'''
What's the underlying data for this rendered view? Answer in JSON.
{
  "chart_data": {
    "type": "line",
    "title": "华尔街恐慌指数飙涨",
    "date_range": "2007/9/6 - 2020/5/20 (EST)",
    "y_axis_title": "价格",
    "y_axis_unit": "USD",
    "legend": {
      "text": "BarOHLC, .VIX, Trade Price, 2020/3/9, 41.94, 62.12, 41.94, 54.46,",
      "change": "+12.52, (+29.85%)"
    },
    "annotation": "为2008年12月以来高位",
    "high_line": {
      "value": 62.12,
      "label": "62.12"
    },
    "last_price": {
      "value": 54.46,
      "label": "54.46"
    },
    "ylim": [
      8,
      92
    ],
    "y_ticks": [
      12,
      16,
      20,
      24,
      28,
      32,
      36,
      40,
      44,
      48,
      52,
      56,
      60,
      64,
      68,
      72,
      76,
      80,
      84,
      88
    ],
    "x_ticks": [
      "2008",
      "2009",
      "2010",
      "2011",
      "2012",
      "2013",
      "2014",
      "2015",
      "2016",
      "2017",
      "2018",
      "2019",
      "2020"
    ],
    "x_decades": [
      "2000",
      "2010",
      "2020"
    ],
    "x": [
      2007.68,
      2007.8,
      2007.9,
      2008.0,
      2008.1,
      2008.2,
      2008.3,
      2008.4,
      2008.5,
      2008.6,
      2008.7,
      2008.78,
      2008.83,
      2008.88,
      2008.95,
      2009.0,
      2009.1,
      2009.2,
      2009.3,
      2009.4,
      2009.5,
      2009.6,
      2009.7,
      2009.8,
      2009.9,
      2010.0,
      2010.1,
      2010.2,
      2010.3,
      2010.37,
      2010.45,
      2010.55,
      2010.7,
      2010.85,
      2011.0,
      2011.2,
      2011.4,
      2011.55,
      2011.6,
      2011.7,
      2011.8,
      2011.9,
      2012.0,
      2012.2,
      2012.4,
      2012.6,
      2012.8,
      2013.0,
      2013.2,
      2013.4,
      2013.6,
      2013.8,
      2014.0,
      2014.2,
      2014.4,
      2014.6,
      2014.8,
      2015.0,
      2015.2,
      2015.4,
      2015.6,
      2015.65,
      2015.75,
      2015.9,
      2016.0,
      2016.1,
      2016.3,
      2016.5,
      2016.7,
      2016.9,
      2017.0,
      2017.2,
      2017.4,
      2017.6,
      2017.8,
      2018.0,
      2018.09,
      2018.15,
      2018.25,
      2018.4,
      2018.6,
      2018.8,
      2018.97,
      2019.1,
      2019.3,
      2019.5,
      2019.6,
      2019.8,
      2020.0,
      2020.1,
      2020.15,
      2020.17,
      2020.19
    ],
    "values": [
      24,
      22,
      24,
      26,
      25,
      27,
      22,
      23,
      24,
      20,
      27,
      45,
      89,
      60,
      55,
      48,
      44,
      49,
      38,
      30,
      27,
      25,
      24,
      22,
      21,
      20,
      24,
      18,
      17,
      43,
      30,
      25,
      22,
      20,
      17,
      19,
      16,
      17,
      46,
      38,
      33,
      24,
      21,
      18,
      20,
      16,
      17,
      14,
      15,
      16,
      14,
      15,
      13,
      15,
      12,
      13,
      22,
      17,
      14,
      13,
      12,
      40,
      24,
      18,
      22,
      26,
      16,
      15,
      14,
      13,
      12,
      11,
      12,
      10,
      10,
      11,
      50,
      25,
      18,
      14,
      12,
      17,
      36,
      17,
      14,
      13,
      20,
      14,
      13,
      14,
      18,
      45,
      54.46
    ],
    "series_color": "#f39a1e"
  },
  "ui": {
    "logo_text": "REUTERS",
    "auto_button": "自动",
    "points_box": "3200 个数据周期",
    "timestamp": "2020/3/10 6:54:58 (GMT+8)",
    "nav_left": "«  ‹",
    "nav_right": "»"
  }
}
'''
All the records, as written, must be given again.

What's the underlying data for this rendered view? Answer in JSON.
{
  "chart_data": {
    "type": "line",
    "title": "华尔街恐慌指数飙涨",
    "date_range": "2007/9/6 - 2020/5/20 (EST)",
    "y_axis_title": "价格",
    "y_axis_unit": "USD",
    "legend": {
      "text": "BarOHLC, .VIX, Trade Price, 2020/3/9, 41.94, 62.12, 41.94, 54.46,",
      "change": "+12.52, (+29.85%)"
    },
    "annotation": "为2008年12月以来高位",
    "high_line": {
      "value": 62.12,
      "label": "62.12"
    },
    "last_price": {
      "value": 54.46,
      "label": "54.46"
    },
    "ylim": [
      8,
      92
    ],
    "y_ticks": [
      12,
      16,
      20,
      24,
      28,
      32,
      36,
      40,
      44,
      48,
      52,
      56,
      60,
      64,
      68,
      72,
      76,
      80,
      84,
      88
    ],
    "x_ticks": [
      "2008",
      "2009",
      "2010",
      "2011",
      "2012",
      "2013",
      "2014",
      "2015",
      "2016",
      "2017",
      "2018",
      "2019",
      "2020"
    ],
    "x_decades": [
      "2000",
      "2010",
      "2020"
    ],
    "x": [
      2007.68,
      2007.8,
      2007.9,
      2008.0,
      2008.1,
      2008.2,
      2008.3,
      2008.4,
      2008.5,
      2008.6,
      2008.7,
      2008.78,
      2008.83,
      2008.88,
      2008.95,
      2009.0,
      2009.1,
      2009.2,
      2009.3,
      2009.4,
      2009.5,
      2009.6,
      2009.7,
      2009.8,
      2009.9,
      2010.0,
      2010.1,
      2010.2,
      2010.3,
      2010.37,
      2010.45,
      2010.55,
      2010.7,
      2010.85,
      2011.0,
      2011.2,
      2011.4,
      2011.55,
      2011.6,
      2011.7,
      2011.8,
      2011.9,
      2012.0,
      2012.2,
      2012.4,
      2012.6,
      2012.8,
      2013.0,
      2013.2,
      2013.4,
      2013.6,
      2013.8,
      2014.0,
      2014.2,
      2014.4,
      2014.6,
      2014.8,
      2015.0,
      2015.2,
      2015.4,
      2015.6,
      2015.65,
      2015.75,
      2015.9,
      2016.0,
      2016.1,
      2016.3,
      2016.5,
      2016.7,
      2016.9,
      2017.0,
      2017.2,
      2017.4,
      2017.6,
      2017.8,
      2018.0,
      2018.09,
      2018.15,
      2018.25,
      2018.4,
      2018.6,
      2018.8,
      2018.97,
      2019.1,
      2019.3,
      2019.5,
      2019.6,
      2019.8,
      2020.0,
      2020.1,
      2020.15,
      2020.17,
      2020.19
    ],
    "values": [
      24,
      22,
      24,
      26,
      25,
      27,
      22,
      23,
      24,
      20,
      27,
      45,
      89,
      60,
      55,
      48,
      44,
      49,
      38,
      30,
      27,
      25,
      24,
      22,
      21,
      20,
      24,
      18,
      17,
      43,
      30,
      25,
      22,
      20,
      17,
      19,
      16,
      17,
      46,
      38,
      33,
      24,
      21,
      18,
      20,
      16,
      17,
      14,
      15,
      16,
      14,
      15,
      13,
      15,
      12,
      13,
      22,
      17,
      14,
      13,
      12,
      40,
      24,
      18,
      22,
      26,
      16,
      15,
      14,
      13,
      12,
      11,
      12,
      10,
      10,
      11,
      50,
      25,
      18,
      14,
      12,
      17,
      36,
      17,
      14,
      13,
      20,
      14,
      13,
      14,
      18,
      45,
      54.46
    ],
    "series_color": "#f39a1e"
  },
  "ui": {
    "logo_text": "REUTERS",
    "auto_button": "自动",
    "points_box": "3200 个数据周期",
    "timestamp": "2020/3/10 6:54:58 (GMT+8)",
    "nav_left": "«  ‹",
    "nav_right": "»"
  }
}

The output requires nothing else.